### Records for this task
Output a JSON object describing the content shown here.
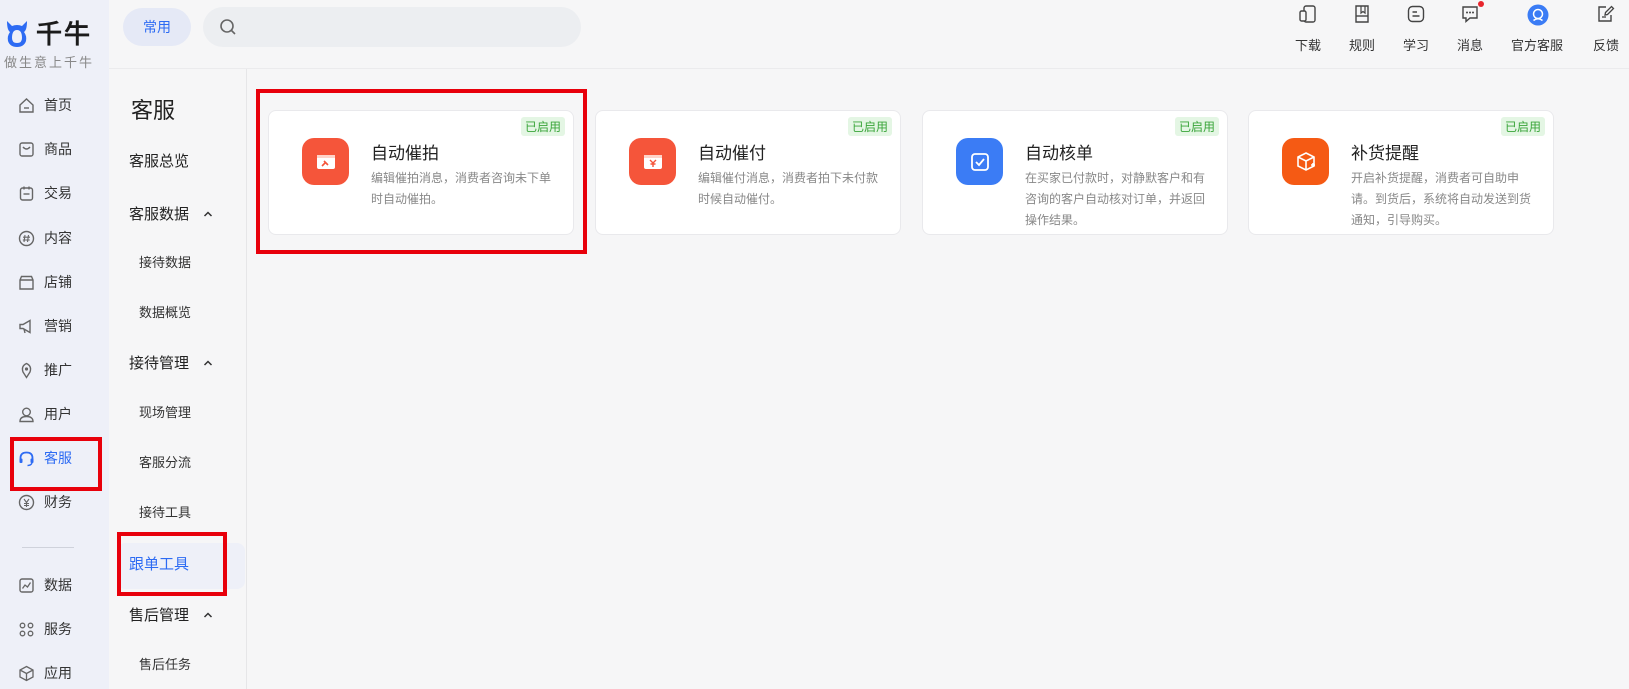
{
  "brand": {
    "name": "千牛",
    "slogan": "做生意上千牛"
  },
  "main_nav": [
    {
      "label": "首页",
      "icon": "home-icon"
    },
    {
      "label": "商品",
      "icon": "goods-icon"
    },
    {
      "label": "交易",
      "icon": "trade-icon"
    },
    {
      "label": "内容",
      "icon": "content-icon"
    },
    {
      "label": "店铺",
      "icon": "shop-icon"
    },
    {
      "label": "营销",
      "icon": "megaphone-icon"
    },
    {
      "label": "推广",
      "icon": "promote-icon"
    },
    {
      "label": "用户",
      "icon": "user-icon"
    },
    {
      "label": "客服",
      "icon": "headset-icon",
      "active": true
    },
    {
      "label": "财务",
      "icon": "yuan-icon"
    },
    {
      "label": "数据",
      "icon": "chart-icon"
    },
    {
      "label": "服务",
      "icon": "grid-icon"
    },
    {
      "label": "应用",
      "icon": "cube-icon"
    }
  ],
  "subnav": {
    "title": "客服",
    "overview": "客服总览",
    "groups": [
      {
        "label": "客服数据",
        "items": [
          "接待数据",
          "数据概览"
        ]
      },
      {
        "label": "接待管理",
        "items": [
          "现场管理",
          "客服分流",
          "接待工具",
          "跟单工具"
        ]
      },
      {
        "label": "售后管理",
        "items": [
          "售后任务"
        ]
      }
    ],
    "active_item": "跟单工具"
  },
  "topbar": {
    "frequent_label": "常用",
    "search": {
      "value": "",
      "placeholder": ""
    },
    "tools": [
      {
        "label": "下载",
        "icon": "download-icon"
      },
      {
        "label": "规则",
        "icon": "rules-icon"
      },
      {
        "label": "学习",
        "icon": "learn-icon"
      },
      {
        "label": "消息",
        "icon": "message-icon",
        "has_dot": true
      },
      {
        "label": "官方客服",
        "icon": "official-service-icon"
      },
      {
        "label": "反馈",
        "icon": "feedback-icon"
      }
    ]
  },
  "cards": [
    {
      "title": "自动催拍",
      "desc": "编辑催拍消息，消费者咨询未下单时自动催拍。",
      "badge": "已启用",
      "icon": "auto-remind-order-icon",
      "color": "#f5553a"
    },
    {
      "title": "自动催付",
      "desc": "编辑催付消息，消费者拍下未付款时候自动催付。",
      "badge": "已启用",
      "icon": "auto-remind-pay-icon",
      "color": "#f5553a"
    },
    {
      "title": "自动核单",
      "desc": "在买家已付款时，对静默客户和有咨询的客户自动核对订单，并返回操作结果。",
      "badge": "已启用",
      "icon": "auto-verify-icon",
      "color": "#3b7cf5"
    },
    {
      "title": "补货提醒",
      "desc": "开启补货提醒，消费者可自助申请。到货后，系统将自动发送到货通知，引导购买。",
      "badge": "已启用",
      "icon": "restock-reminder-icon",
      "color": "#f55a14"
    }
  ],
  "colors": {
    "accent": "#2d6bf3",
    "annotation": "#e8000b",
    "badge_green": "#3aa53a"
  }
}
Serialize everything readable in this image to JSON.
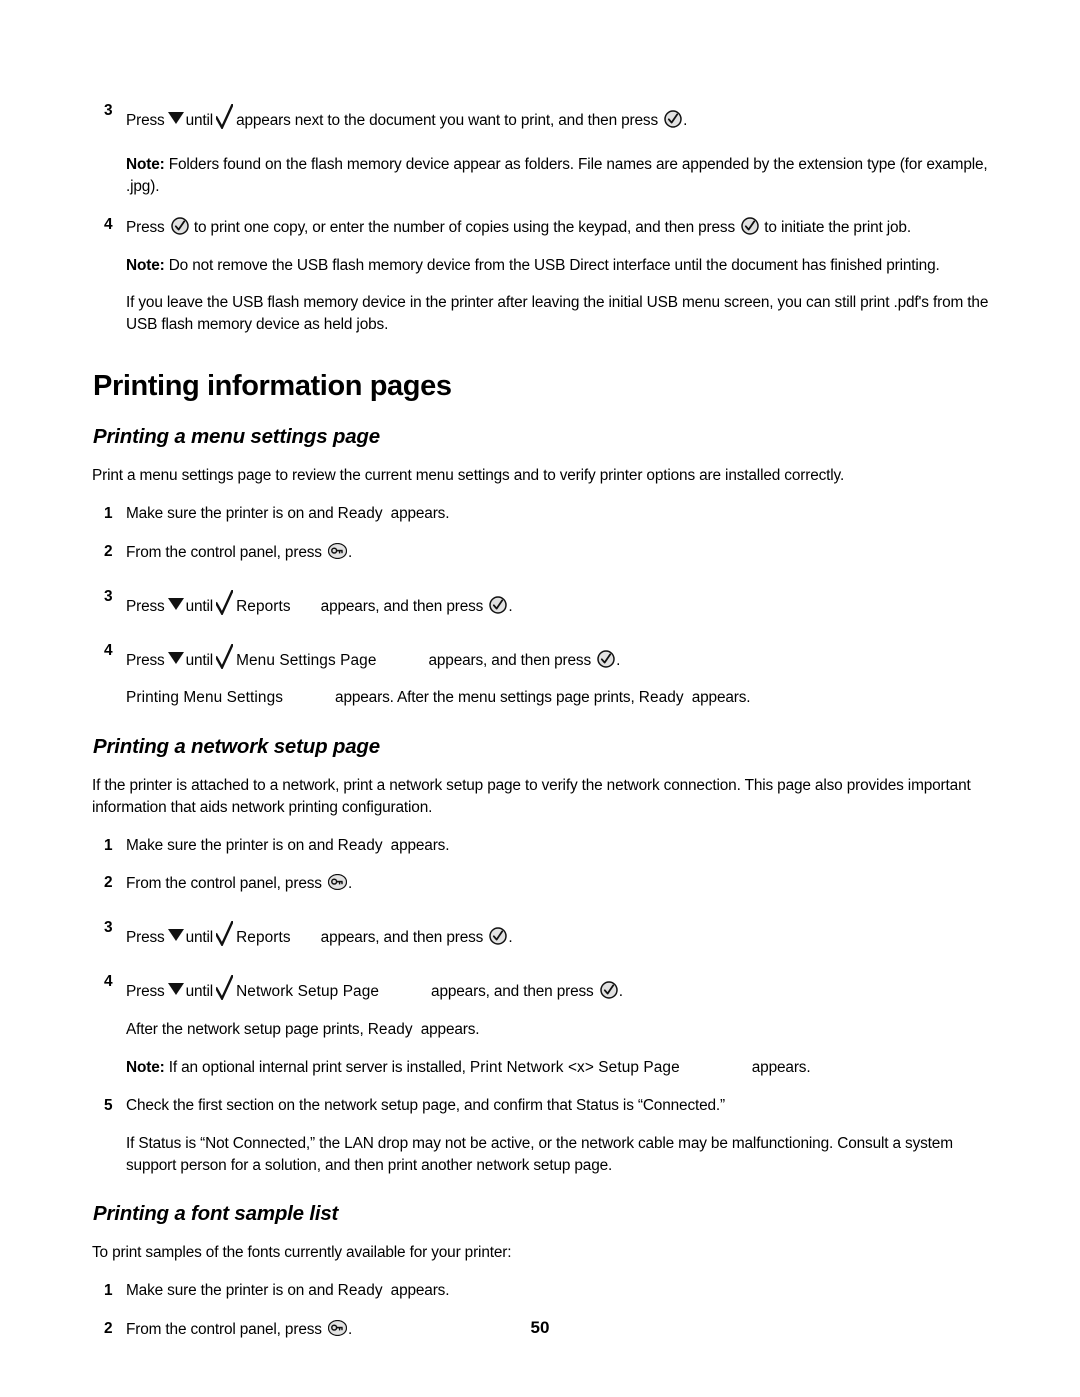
{
  "document": {
    "page_number": "50",
    "section_heading": "Printing information pages"
  },
  "usb_steps": {
    "step3": {
      "num": "3",
      "press_label": "Press",
      "until_label": "until",
      "after_check": "appears next to the document you want to print, and then press",
      "period": "."
    },
    "note1": {
      "label": "Note:",
      "text": "Folders found on the flash memory device appear as folders. File names are appended by the extension type (for example, .jpg)."
    },
    "step4": {
      "num": "4",
      "press_label": "Press",
      "mid_text": "to print one copy, or enter the number of copies using the keypad, and then press",
      "end_text": "to initiate the print job."
    },
    "note2": {
      "label": "Note:",
      "text": "Do not remove the USB flash memory device from the USB Direct interface until the document has finished printing."
    },
    "trailing_para": "If you leave the USB flash memory device in the printer after leaving the initial USB menu screen, you can still print .pdf's from the USB flash memory device as held jobs."
  },
  "menu_settings": {
    "heading": "Printing a menu settings page",
    "intro": "Print a menu settings page to review the current menu settings and to verify printer options are installed correctly.",
    "step1": {
      "num": "1",
      "before": "Make sure the printer is on and",
      "display": "Ready",
      "after": "appears."
    },
    "step2": {
      "num": "2",
      "before": "From the control panel, press",
      "after": "."
    },
    "step3": {
      "num": "3",
      "press_label": "Press",
      "until_label": "until",
      "display": "Reports",
      "after": "appears, and then press",
      "period": "."
    },
    "step4": {
      "num": "4",
      "press_label": "Press",
      "until_label": "until",
      "display": "Menu Settings Page",
      "after": "appears, and then press",
      "period": "."
    },
    "result": {
      "display": "Printing Menu Settings",
      "middle": "appears. After the menu settings page prints,",
      "display2": "Ready",
      "end": "appears."
    }
  },
  "network_setup": {
    "heading": "Printing a network setup page",
    "intro": "If the printer is attached to a network, print a network setup page to verify the network connection. This page also provides important information that aids network printing configuration.",
    "step1": {
      "num": "1",
      "before": "Make sure the printer is on and",
      "display": "Ready",
      "after": "appears."
    },
    "step2": {
      "num": "2",
      "before": "From the control panel, press",
      "after": "."
    },
    "step3": {
      "num": "3",
      "press_label": "Press",
      "until_label": "until",
      "display": "Reports",
      "after": "appears, and then press",
      "period": "."
    },
    "step4": {
      "num": "4",
      "press_label": "Press",
      "until_label": "until",
      "display": "Network Setup Page",
      "after": "appears, and then press",
      "period": "."
    },
    "result": {
      "before": "After the network setup page prints,",
      "display": "Ready",
      "after": "appears."
    },
    "note": {
      "label": "Note:",
      "before": "If an optional internal print server is installed,",
      "display": "Print Network <x> Setup Page",
      "after": "appears."
    },
    "step5": {
      "num": "5",
      "text": "Check the first section on the network setup page, and confirm that Status is “Connected.”"
    },
    "step5_cont": "If Status is “Not Connected,” the LAN drop may not be active, or the network cable may be malfunctioning. Consult a system support person for a solution, and then print another network setup page."
  },
  "font_sample": {
    "heading": "Printing a font sample list",
    "intro": "To print samples of the fonts currently available for your printer:",
    "step1": {
      "num": "1",
      "before": "Make sure the printer is on and",
      "display": "Ready",
      "after": "appears."
    },
    "step2": {
      "num": "2",
      "before": "From the control panel, press",
      "after": "."
    }
  },
  "icons": {
    "down_arrow": "down-arrow-icon",
    "check": "checkmark-icon",
    "select": "select-button-icon",
    "menu_key": "menu-key-icon"
  }
}
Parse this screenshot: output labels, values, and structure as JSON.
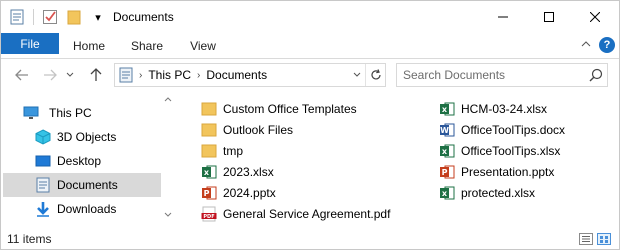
{
  "window": {
    "title": "Documents",
    "qat_dropdown": "▾"
  },
  "ribbon": {
    "tabs": [
      {
        "label": "File",
        "active": true
      },
      {
        "label": "Home"
      },
      {
        "label": "Share"
      },
      {
        "label": "View"
      }
    ],
    "help_label": "?"
  },
  "address": {
    "segments": [
      "This PC",
      "Documents"
    ],
    "search_placeholder": "Search Documents"
  },
  "nav_pane": {
    "items": [
      {
        "label": "This PC",
        "icon": "computer-icon"
      },
      {
        "label": "3D Objects",
        "icon": "cube-3d-icon"
      },
      {
        "label": "Desktop",
        "icon": "desktop-icon"
      },
      {
        "label": "Documents",
        "icon": "documents-icon",
        "selected": true
      },
      {
        "label": "Downloads",
        "icon": "downloads-icon"
      }
    ]
  },
  "files": [
    {
      "name": "Custom Office Templates",
      "type": "folder"
    },
    {
      "name": "Outlook Files",
      "type": "folder"
    },
    {
      "name": "tmp",
      "type": "folder"
    },
    {
      "name": "2023.xlsx",
      "type": "excel"
    },
    {
      "name": "2024.pptx",
      "type": "powerpoint"
    },
    {
      "name": "General Service Agreement.pdf",
      "type": "pdf"
    },
    {
      "name": "HCM-03-24.xlsx",
      "type": "excel"
    },
    {
      "name": "OfficeToolTips.docx",
      "type": "word"
    },
    {
      "name": "OfficeToolTips.xlsx",
      "type": "excel"
    },
    {
      "name": "Presentation.pptx",
      "type": "powerpoint"
    },
    {
      "name": "protected.xlsx",
      "type": "excel"
    }
  ],
  "status": {
    "item_count": "11 items"
  },
  "colors": {
    "accent": "#1a6fc2",
    "folder": "#f2c55c",
    "excel": "#1d7044",
    "word": "#2b579a",
    "powerpoint": "#c43e1c",
    "pdf": "#c1121f",
    "selected_bg": "#d9d9d9"
  }
}
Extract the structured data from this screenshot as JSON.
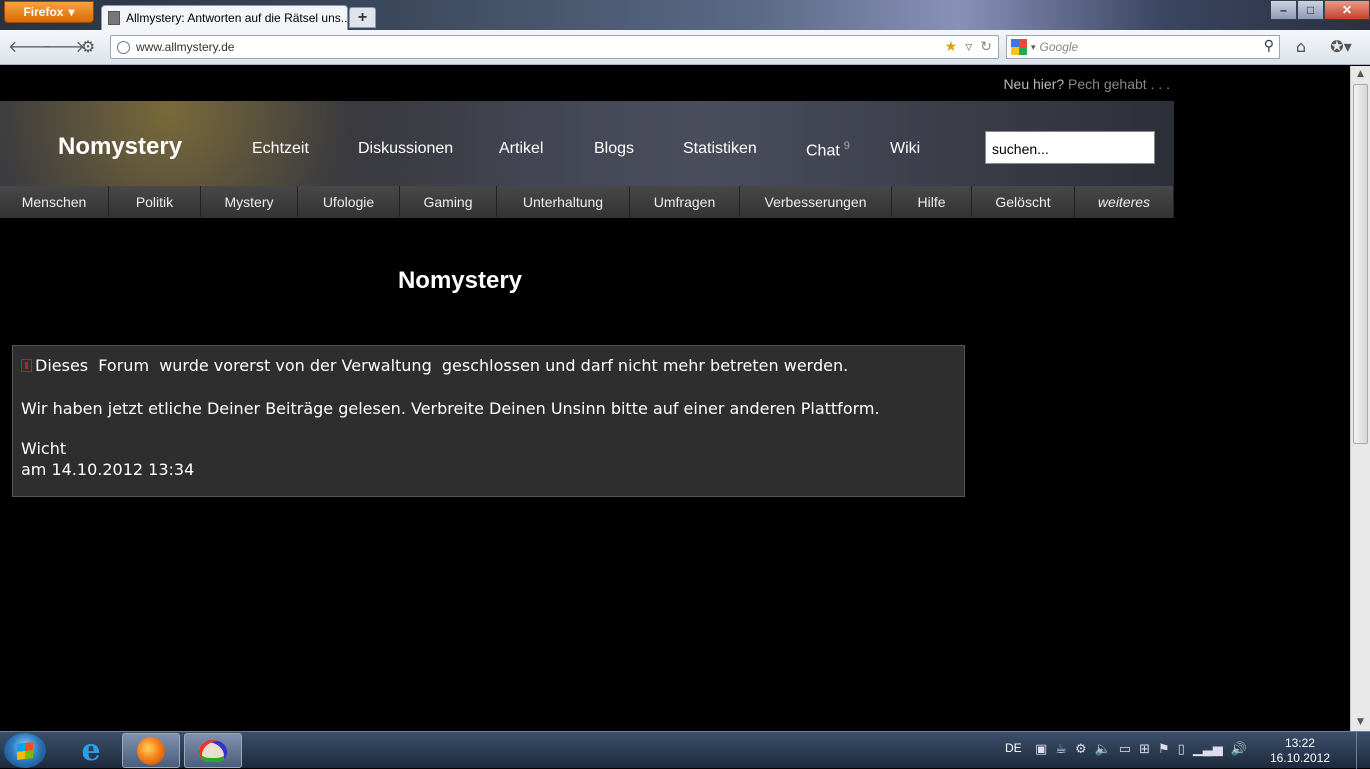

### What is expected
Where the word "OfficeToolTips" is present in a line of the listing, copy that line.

### Reply
      "name": "OfficeToolTips.docx",
      "name": "OfficeToolTips.xlsx",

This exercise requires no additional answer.